“[The challenge is] in the public eye like crazy so it will get my name out there as well,” Pedersen says. 

With the winner receiving a Peak Racing sponsorship in a 2014 Nascar K&N Pro Series race, it provides a huge opportunity for the winner to achieve their Nascar goals.

“That is a good step up,” Pedersen says. “It is getting me closer to that goal of racing in the Sprint Cup.” The Sprint Cup is the top tier of racing in Nascar, which is Pedersen’s big goal.

“We will aim for that series and keep moving along. Hopefully it is only five years away but if it takes 10 years, it takes 10 years. But I have to keep pursuing that dream.”

The 2014 Peak Stock Car Dream Challenge will be held from June 11–13 and the young driver could do with his home country’s backing. To support him, visit his Givealittle page, and like or message his Facebook page.

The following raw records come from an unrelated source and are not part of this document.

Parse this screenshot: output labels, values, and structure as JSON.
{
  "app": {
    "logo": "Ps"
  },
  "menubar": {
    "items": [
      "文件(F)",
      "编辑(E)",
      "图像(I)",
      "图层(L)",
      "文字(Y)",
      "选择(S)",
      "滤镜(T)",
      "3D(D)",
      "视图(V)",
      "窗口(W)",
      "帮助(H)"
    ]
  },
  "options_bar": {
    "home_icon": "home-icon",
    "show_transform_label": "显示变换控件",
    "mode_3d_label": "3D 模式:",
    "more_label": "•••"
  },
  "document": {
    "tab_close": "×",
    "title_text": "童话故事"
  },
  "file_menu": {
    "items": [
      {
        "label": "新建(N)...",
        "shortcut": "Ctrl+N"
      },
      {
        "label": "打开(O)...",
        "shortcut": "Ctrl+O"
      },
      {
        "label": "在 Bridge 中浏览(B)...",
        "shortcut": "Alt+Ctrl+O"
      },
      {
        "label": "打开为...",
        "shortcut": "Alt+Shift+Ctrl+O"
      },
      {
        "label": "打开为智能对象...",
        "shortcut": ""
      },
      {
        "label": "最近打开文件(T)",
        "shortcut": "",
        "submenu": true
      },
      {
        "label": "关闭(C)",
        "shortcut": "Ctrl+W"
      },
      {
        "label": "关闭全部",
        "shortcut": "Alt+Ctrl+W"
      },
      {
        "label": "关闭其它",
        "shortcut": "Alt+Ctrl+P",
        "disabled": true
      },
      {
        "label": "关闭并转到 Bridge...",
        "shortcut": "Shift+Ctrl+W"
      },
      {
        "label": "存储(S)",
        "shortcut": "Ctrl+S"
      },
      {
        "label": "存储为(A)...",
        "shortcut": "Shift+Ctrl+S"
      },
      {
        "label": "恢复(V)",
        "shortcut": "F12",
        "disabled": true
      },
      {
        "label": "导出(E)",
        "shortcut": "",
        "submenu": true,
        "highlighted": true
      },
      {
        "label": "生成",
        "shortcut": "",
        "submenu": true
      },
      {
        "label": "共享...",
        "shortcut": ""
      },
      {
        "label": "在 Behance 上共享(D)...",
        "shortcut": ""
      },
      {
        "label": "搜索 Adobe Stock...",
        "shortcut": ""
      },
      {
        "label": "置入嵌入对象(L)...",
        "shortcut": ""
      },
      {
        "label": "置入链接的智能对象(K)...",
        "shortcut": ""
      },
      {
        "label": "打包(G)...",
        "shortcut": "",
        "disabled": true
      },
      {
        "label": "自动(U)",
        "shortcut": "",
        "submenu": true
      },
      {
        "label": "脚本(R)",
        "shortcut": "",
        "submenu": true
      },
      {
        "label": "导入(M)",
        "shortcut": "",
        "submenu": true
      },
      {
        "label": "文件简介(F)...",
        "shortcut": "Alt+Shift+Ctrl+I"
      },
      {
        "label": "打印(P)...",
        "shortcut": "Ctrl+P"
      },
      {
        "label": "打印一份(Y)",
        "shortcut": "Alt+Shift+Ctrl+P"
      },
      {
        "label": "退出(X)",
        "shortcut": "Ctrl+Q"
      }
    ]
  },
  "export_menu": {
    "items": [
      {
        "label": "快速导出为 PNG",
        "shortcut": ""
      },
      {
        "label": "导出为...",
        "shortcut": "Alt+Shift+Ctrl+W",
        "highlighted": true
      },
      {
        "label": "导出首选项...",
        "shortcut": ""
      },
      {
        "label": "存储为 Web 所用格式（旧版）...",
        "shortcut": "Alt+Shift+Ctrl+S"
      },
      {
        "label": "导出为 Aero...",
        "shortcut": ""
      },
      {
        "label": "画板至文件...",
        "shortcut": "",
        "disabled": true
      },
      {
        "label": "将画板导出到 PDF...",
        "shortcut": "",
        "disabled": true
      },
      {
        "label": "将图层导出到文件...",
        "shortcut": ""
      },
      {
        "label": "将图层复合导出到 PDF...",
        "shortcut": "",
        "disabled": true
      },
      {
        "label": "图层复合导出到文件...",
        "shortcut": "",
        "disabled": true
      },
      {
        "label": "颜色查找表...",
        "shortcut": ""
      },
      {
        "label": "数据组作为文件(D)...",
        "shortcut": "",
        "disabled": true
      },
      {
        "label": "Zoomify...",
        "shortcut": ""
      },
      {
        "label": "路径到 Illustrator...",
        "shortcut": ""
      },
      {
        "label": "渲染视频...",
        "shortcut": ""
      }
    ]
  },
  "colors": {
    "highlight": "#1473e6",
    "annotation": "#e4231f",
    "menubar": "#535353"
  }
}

Check out the video Pederson entered to make sure he was selected as one of the 18 contenders in the challenge:

Becoming fond of Fords part two – happy times with Escorts

In part one of this Ford-flavoured trip down memory lane I recalled a sad and instructive episode when I learned my shortcomings as a car tuner, something that tainted my appreciation of Mk2 Ford Escort vans in particular. Prior to that I had a couple of other Ford entanglements of slightly more redeeming merit. There were two Mk1 Escorts I had got my hands on: a 1972 1300 XL belonging to my father and a later, end-of-line, English-assembled 1974 1100, which my partner and I bought from Panmure Motors Ford in Auckland in 1980. Both those cars were the high water mark of my relationship with the Ford Motor Co. I liked the Mk1 Escorts. They were nice, nippy, small cars, particularly the 1300, which handled really well, and had a very precise gearbox for the time.
Images of Jim Richards in the Carney Racing Williment-built Twin Cam Escort and Paul Fahey in the Alan Mann–built Escort FVA often loomed in my imagination when I was driving these Mk1 Escorts — not that I was under any illusion of comparable driving skills, but they had to be having just as much fun as I was steering the basic versions of these projectiles.

Fear and loathing the blue oval – part one

The slogan went something like ‘There’s a Ford in your future’. ‘Bugger off!’ were always the words that sprung to my mind. Ford and I have never really got on in the manner of many of my friends, so I’d say my relationship to the brand was distant. The accelerating blur of passing time has helpfully blanketed memories of a few Ford encounters which I probably wanted to forget but I have to admit, now I look at them, they are re-appearing through the mists of time. What comes to mind more readily, to quote some uncharitable wit, is that the letters Ford could stand for ‘fix or repair daily’. Still, I have to ’fess up, there were several Fords in my past.